▸ Listed records:
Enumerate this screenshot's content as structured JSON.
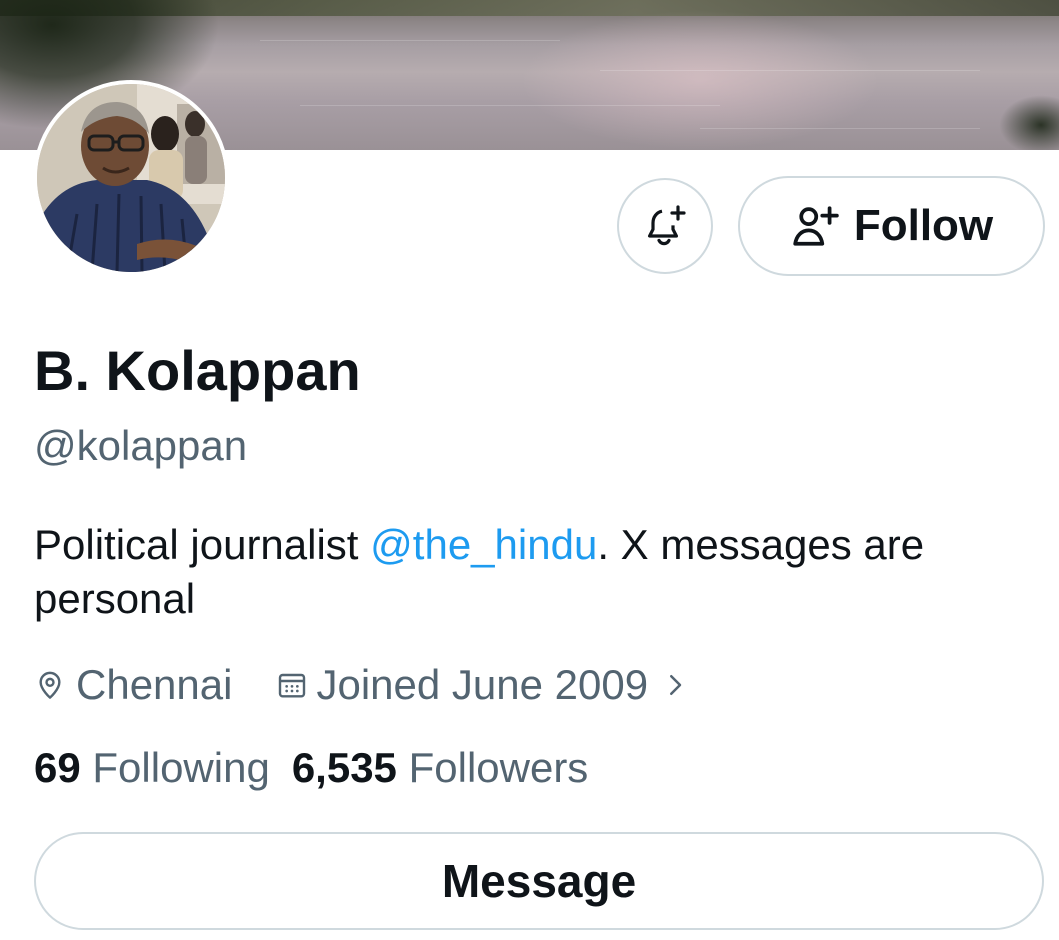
{
  "profile": {
    "name": "B. Kolappan",
    "handle": "@kolappan",
    "bio_prefix": "Political journalist ",
    "bio_mention": "@the_hindu",
    "bio_suffix": ". X messages are personal",
    "location": "Chennai",
    "joined": "Joined June 2009",
    "following_count": "69",
    "following_label": "Following",
    "followers_count": "6,535",
    "followers_label": "Followers"
  },
  "actions": {
    "follow_label": "Follow",
    "message_label": "Message"
  },
  "icons": {
    "notify": "bell-plus-icon",
    "follow": "person-plus-icon",
    "location": "location-pin-icon",
    "calendar": "calendar-icon",
    "chevron": "chevron-right-icon"
  },
  "colors": {
    "text_primary": "#0f1419",
    "text_secondary": "#536471",
    "link": "#1d9bf0",
    "border": "#cfd9de"
  }
}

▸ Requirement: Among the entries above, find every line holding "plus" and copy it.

▸ Exercise answer:
    "notify": "bell-plus-icon",
    "follow": "person-plus-icon",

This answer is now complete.